Bloomberg Proposes New Campaign Rules that Wouldn’t Apply to Him


bloomberg1New York City Mayor Michael Bloomberg yesterday proposed new campaign finance rules that would apply to nearly every candidate – except himself. As a billionaire who bankrolls his own campaigns, Bloomberg doesn’t accept contributions and so wouldn’t be held to his newly proposed restrictions. “They have no credibility doing that,” said Eduardo Castell, the campaign manager for William Thompson, Bloomberg’s likely Democrat challenger in November.

“For Michael Bloomberg, who is going to be spending – it could be as much as $200 million – on this campaign, who does not participate in the campaign finance system, who we don’t know if he discloses all the money that he is spending, who plays by his own rules, for him to be talking about campaign finance reform in the middle of a campaign is like Michael Vick talking about animal cruelty.”

Bloomberg’s proposals include a ban on public matching dollars for funds raised by lobbyists or by people who do business with the city, as well as earlier disclosure of some contributions.

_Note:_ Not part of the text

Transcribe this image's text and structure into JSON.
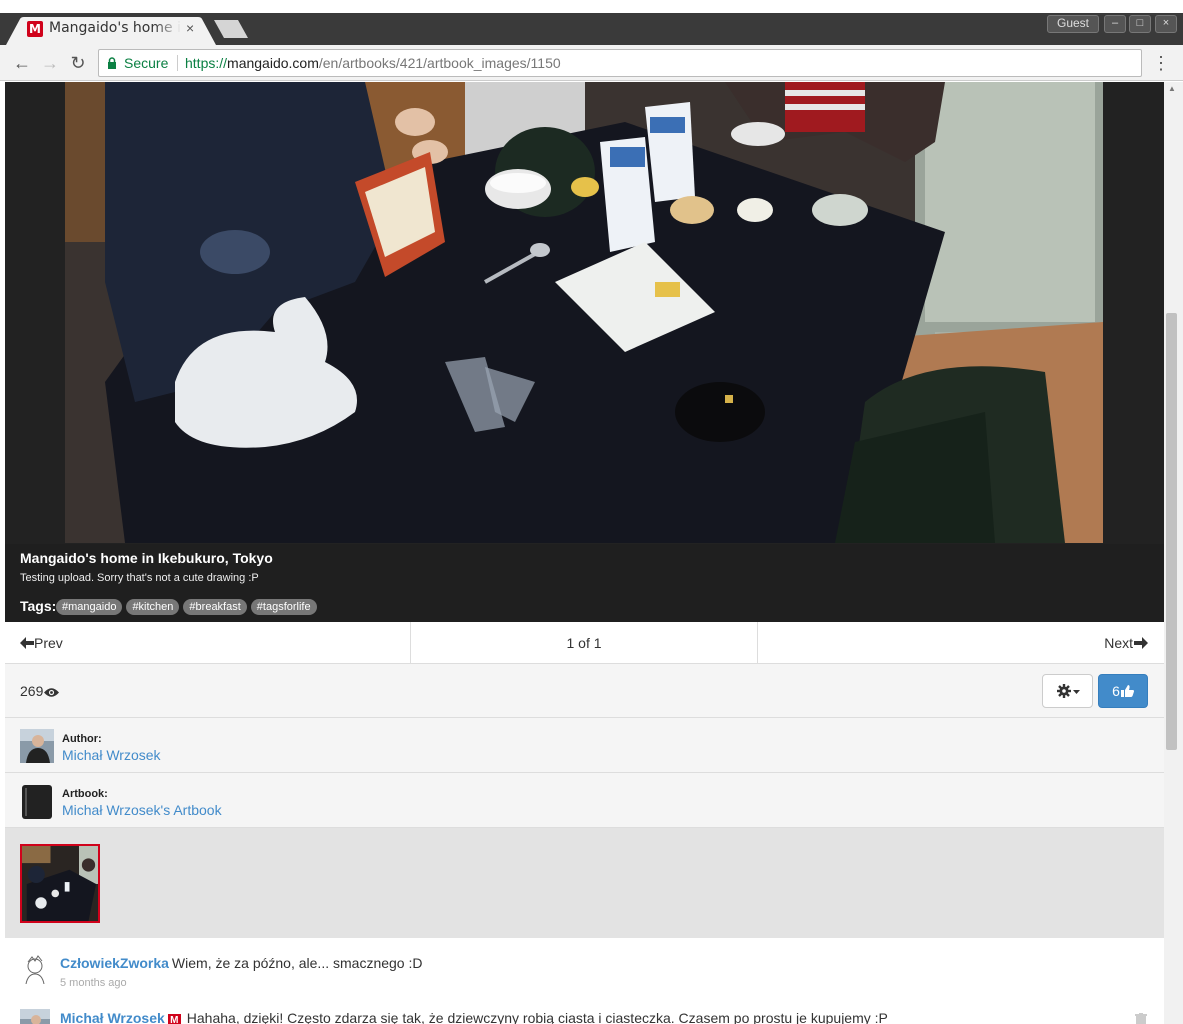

He also threw his support behind a proposed federal rule change that would bar investment advisers from doing business in a city or state within two years of making a campaign contribution there.

Thompson has also supported that rule change.

Bloomberg’s proposals did not come from his City Hall office, as an earlier wave of campaign finance reforms did several years ago.

They came instead from Bloomberg campaign spokesman Howard Wolfson, who introduced the proposals in the mayor’s midtown campaign office after slamming Thompson for taking money from pension fund managers while overseeing city pension funds.

“Mike Bloomberg doesn’t take a dime in special interest money,” Wolfson said. “No one will ever have to wonder whether contributions influence his decisions….He works only for the taxpayers.”

The proposals were “definitely political,” said Gene Russianoff of the New York Public Interest Research Group. “But that doesn’t mean it’s wrong….These are good proposals.

“[Bloomberg] would have more credibility if he’d support measures to help candidates facing high-spending, self-financed opponents like himself.”

Dick Dadey, a good government advocate with Citizens Union, also praised the proposals but lamented that they stopped short of limiting the influence of unions in government.

New rules implemented last year by Bloomberg and the City Council applied strict limits on contributions from lobbyists and people who do business with the city, but unions were largely exempted from those rules.

“He’s in the midst of an election with significant union support,” Dadey said, “and you don’t bite the hand that’s helping you.”

{NY Daily News/ Newscenter}